closing more deals at larger deal sizes, they can meaningfully contribute to the overall success of
With OKRs, they can measure what was done and whether it worked, then create a list of best
practices based on historical successes. This facilitates traceability, transparency, and confidence
monitoring at any given time.
Say goodbye to flagging KPIs with these sales OKR examples.
21. Use OKRs and KPIs to inform decision-making
By using complementary data to inform organizational action OKRs and KPIs
enhance decision-making. Let's use this OKR for example:

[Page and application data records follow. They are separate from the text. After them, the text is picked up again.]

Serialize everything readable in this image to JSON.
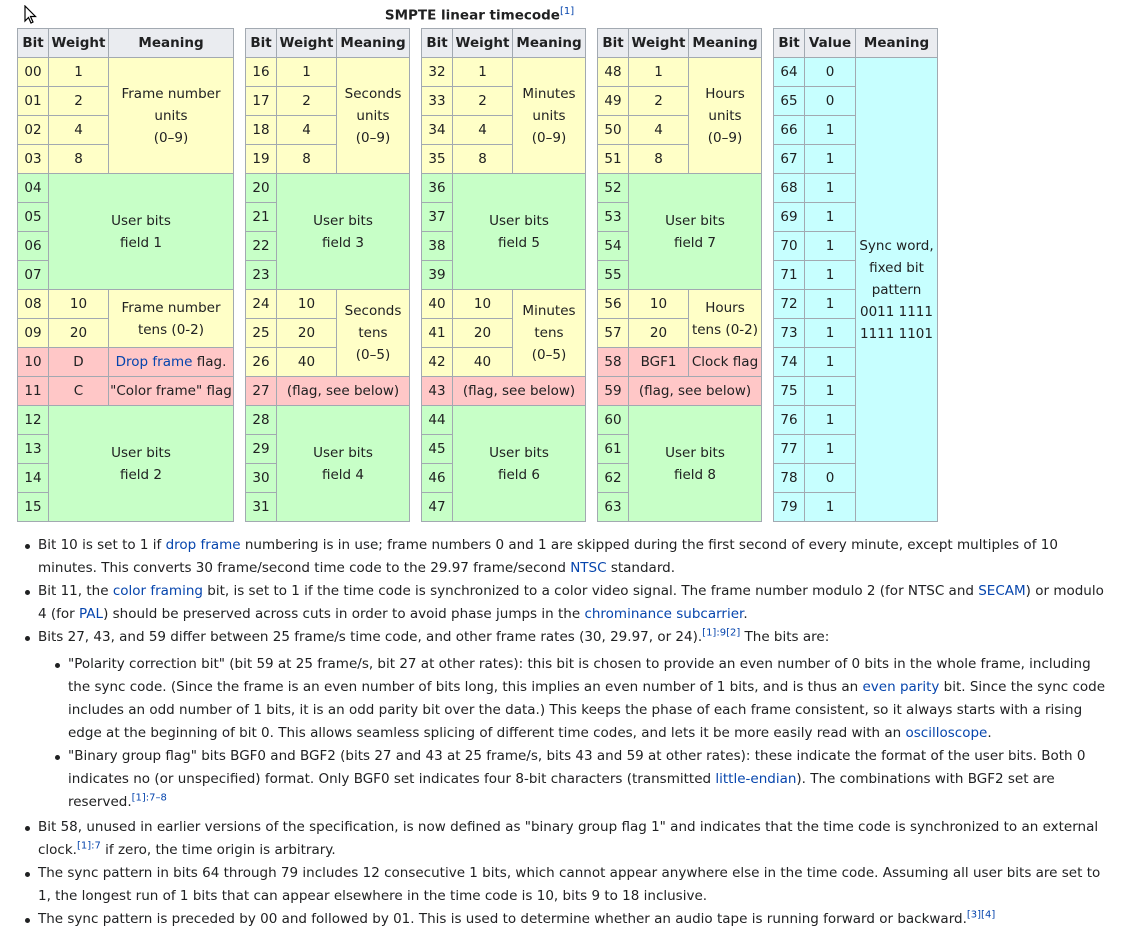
{
  "caption": {
    "title": "SMPTE linear timecode",
    "ref": "[1]"
  },
  "headers": {
    "bit": "Bit",
    "weight": "Weight",
    "meaning": "Meaning",
    "value": "Value"
  },
  "col1": {
    "bits": [
      "00",
      "01",
      "02",
      "03",
      "04",
      "05",
      "06",
      "07",
      "08",
      "09",
      "10",
      "11",
      "12",
      "13",
      "14",
      "15"
    ],
    "weights": [
      "1",
      "2",
      "4",
      "8",
      "10",
      "20",
      "D",
      "C"
    ],
    "frame_units": [
      "Frame number",
      "units",
      "(0–9)"
    ],
    "user1": [
      "User bits",
      "field 1"
    ],
    "frame_tens": [
      "Frame number",
      "tens (0-2)"
    ],
    "drop_link": "Drop frame",
    "drop_rest": " flag.",
    "color_flag": "\"Color frame\" flag",
    "user2": [
      "User bits",
      "field 2"
    ]
  },
  "col2": {
    "bits": [
      "16",
      "17",
      "18",
      "19",
      "20",
      "21",
      "22",
      "23",
      "24",
      "25",
      "26",
      "27",
      "28",
      "29",
      "30",
      "31"
    ],
    "weights": [
      "1",
      "2",
      "4",
      "8",
      "10",
      "20",
      "40"
    ],
    "sec_units": [
      "Seconds",
      "units",
      "(0–9)"
    ],
    "user3": [
      "User bits",
      "field 3"
    ],
    "sec_tens": [
      "Seconds",
      "tens",
      "(0–5)"
    ],
    "flag": "(flag, see below)",
    "user4": [
      "User bits",
      "field 4"
    ]
  },
  "col3": {
    "bits": [
      "32",
      "33",
      "34",
      "35",
      "36",
      "37",
      "38",
      "39",
      "40",
      "41",
      "42",
      "43",
      "44",
      "45",
      "46",
      "47"
    ],
    "weights": [
      "1",
      "2",
      "4",
      "8",
      "10",
      "20",
      "40"
    ],
    "min_units": [
      "Minutes",
      "units",
      "(0–9)"
    ],
    "user5": [
      "User bits",
      "field 5"
    ],
    "min_tens": [
      "Minutes",
      "tens",
      "(0–5)"
    ],
    "flag": "(flag, see below)",
    "user6": [
      "User bits",
      "field 6"
    ]
  },
  "col4": {
    "bits": [
      "48",
      "49",
      "50",
      "51",
      "52",
      "53",
      "54",
      "55",
      "56",
      "57",
      "58",
      "59",
      "60",
      "61",
      "62",
      "63"
    ],
    "weights": [
      "1",
      "2",
      "4",
      "8",
      "10",
      "20",
      "BGF1"
    ],
    "hour_units": [
      "Hours",
      "units",
      "(0–9)"
    ],
    "user7": [
      "User bits",
      "field 7"
    ],
    "hour_tens": [
      "Hours",
      "tens (0-2)"
    ],
    "clock_flag": "Clock flag",
    "flag": "(flag, see below)",
    "user8": [
      "User bits",
      "field 8"
    ]
  },
  "col5": {
    "bits": [
      "64",
      "65",
      "66",
      "67",
      "68",
      "69",
      "70",
      "71",
      "72",
      "73",
      "74",
      "75",
      "76",
      "77",
      "78",
      "79"
    ],
    "values": [
      "0",
      "0",
      "1",
      "1",
      "1",
      "1",
      "1",
      "1",
      "1",
      "1",
      "1",
      "1",
      "1",
      "1",
      "0",
      "1"
    ],
    "sync": [
      "Sync word,",
      "fixed bit",
      "pattern",
      "0011 1111",
      "1111 1101"
    ]
  },
  "notes": {
    "n1": {
      "a": "Bit 10 is set to 1 if ",
      "l1": "drop frame",
      "b": " numbering is in use; frame numbers 0 and 1 are skipped during the first second of every minute, except multiples of 10 minutes. This converts 30 frame/second time code to the 29.97 frame/second ",
      "l2": "NTSC",
      "c": " standard."
    },
    "n2": {
      "a": "Bit 11, the ",
      "l1": "color framing",
      "b": " bit, is set to 1 if the time code is synchronized to a color video signal. The frame number modulo 2 (for NTSC and ",
      "l2": "SECAM",
      "c": ") or modulo 4 (for ",
      "l3": "PAL",
      "d": ") should be preserved across cuts in order to avoid phase jumps in the ",
      "l4": "chrominance subcarrier",
      "e": "."
    },
    "n3": {
      "a": "Bits 27, 43, and 59 differ between 25 frame/s time code, and other frame rates (30, 29.97, or 24).",
      "s1": "[1]:9[2]",
      "b": " The bits are:"
    },
    "n3a": {
      "a": "\"Polarity correction bit\" (bit 59 at 25 frame/s, bit 27 at other rates): this bit is chosen to provide an even number of 0 bits in the whole frame, including the sync code. (Since the frame is an even number of bits long, this implies an even number of 1 bits, and is thus an ",
      "l1": "even parity",
      "b": " bit. Since the sync code includes an odd number of 1 bits, it is an odd parity bit over the data.) This keeps the phase of each frame consistent, so it always starts with a rising edge at the beginning of bit 0. This allows seamless splicing of different time codes, and lets it be more easily read with an ",
      "l2": "oscilloscope",
      "c": "."
    },
    "n3b": {
      "a": "\"Binary group flag\" bits BGF0 and BGF2 (bits 27 and 43 at 25 frame/s, bits 43 and 59 at other rates): these indicate the format of the user bits. Both 0 indicates no (or unspecified) format. Only BGF0 set indicates four 8-bit characters (transmitted ",
      "l1": "little-endian",
      "b": "). The combinations with BGF2 set are reserved.",
      "s1": "[1]:7–8"
    },
    "n4": {
      "a": "Bit 58, unused in earlier versions of the specification, is now defined as \"binary group flag 1\" and indicates that the time code is synchronized to an external clock.",
      "s1": "[1]:7",
      "b": " if zero, the time origin is arbitrary."
    },
    "n5": {
      "a": "The sync pattern in bits 64 through 79 includes 12 consecutive 1 bits, which cannot appear anywhere else in the time code. Assuming all user bits are set to 1, the longest run of 1 bits that can appear elsewhere in the time code is 10, bits 9 to 18 inclusive."
    },
    "n6": {
      "a": "The sync pattern is preceded by 00 and followed by 01. This is used to determine whether an audio tape is running forward or backward.",
      "s1": "[3][4]"
    }
  }
}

• Objective: Increase sales by 25% over the next quarter
• Key result 1: Generate 100 sales-qualified leads
• Key result 2: Increase upsell revenue by 30%
• Key result 3: Implement an improved sales program

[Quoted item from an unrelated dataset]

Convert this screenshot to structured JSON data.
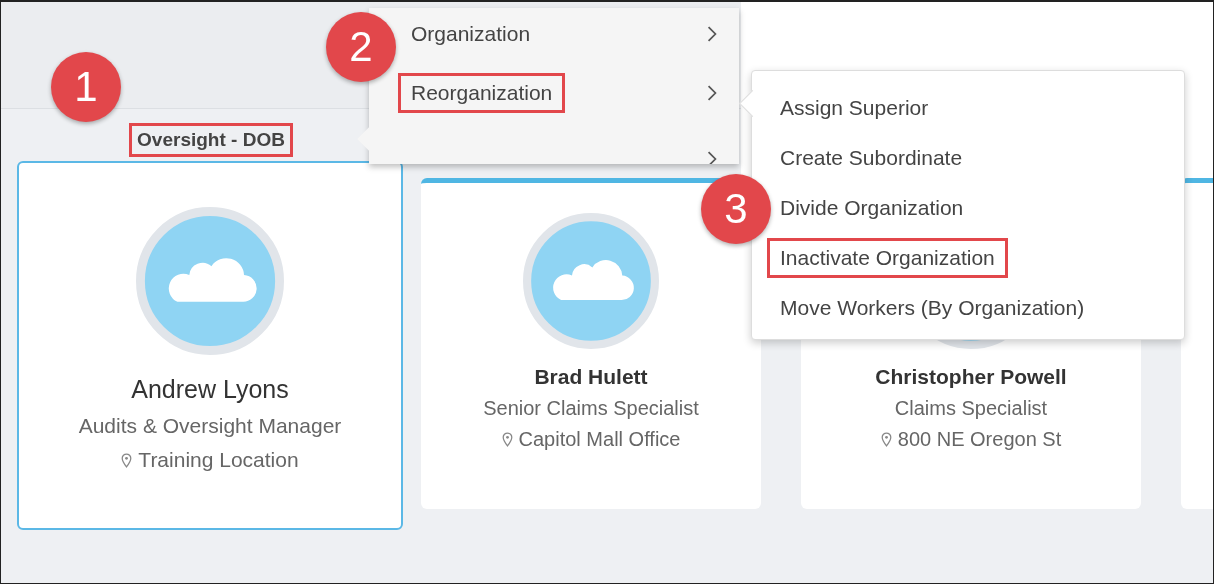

Accompanying KPIs may include conversion rate, upsell revenue, and
program profit margin. By tracking these alongside your OKRs, you can get a
complete, overarching understanding of OKR progress at the macro and
This can accurately inform decision-making, ensuring weak points are
addressed and successes are maintained.
22. OKRs vs. KPIs best practices
To help you get the most out of your OKRs and KPIs, here are five tips
you can use when integrating OKRs and KPIs into your organization:
• Align your OKRs and KPIs to organizational goals
• Limit the number of OKRs and KPIs
• Review them regularly
• Keep teams updated on OKR and KPI progress
• Use goal-setting Information Systems
30. Link OKRs Project Delivery – Examples
Create a responsive & adaptive
Key Result 1
Deliver training on Project values &
principles to all organizational departments
Key Result 2
Integrate cadences/feedback loops to keep
management and teams aligned on work
Key Result 3
Source and implement a proper digital tool
to create a central system for work
Objective Release value faster to customers
Key Result 1
Optimize processes to improve engineering
project lead times by min. 20%
Key Result 2
Train engineers on using MVPs (Minimum
Viable Products) to gather early customer
Key Result 3 Keep engineering flow efficiency above 40%
Reduce development costs to
Key Result 1
Re-negotiate conditions with
project contractors to cut costs by
Key Result 2
Evaluate project based on cost of
Key Result 3
Maintain budget variance below
OKRs for Agile Project Management
OKRs for Project Timelines
OKRs for Project Budget Mgt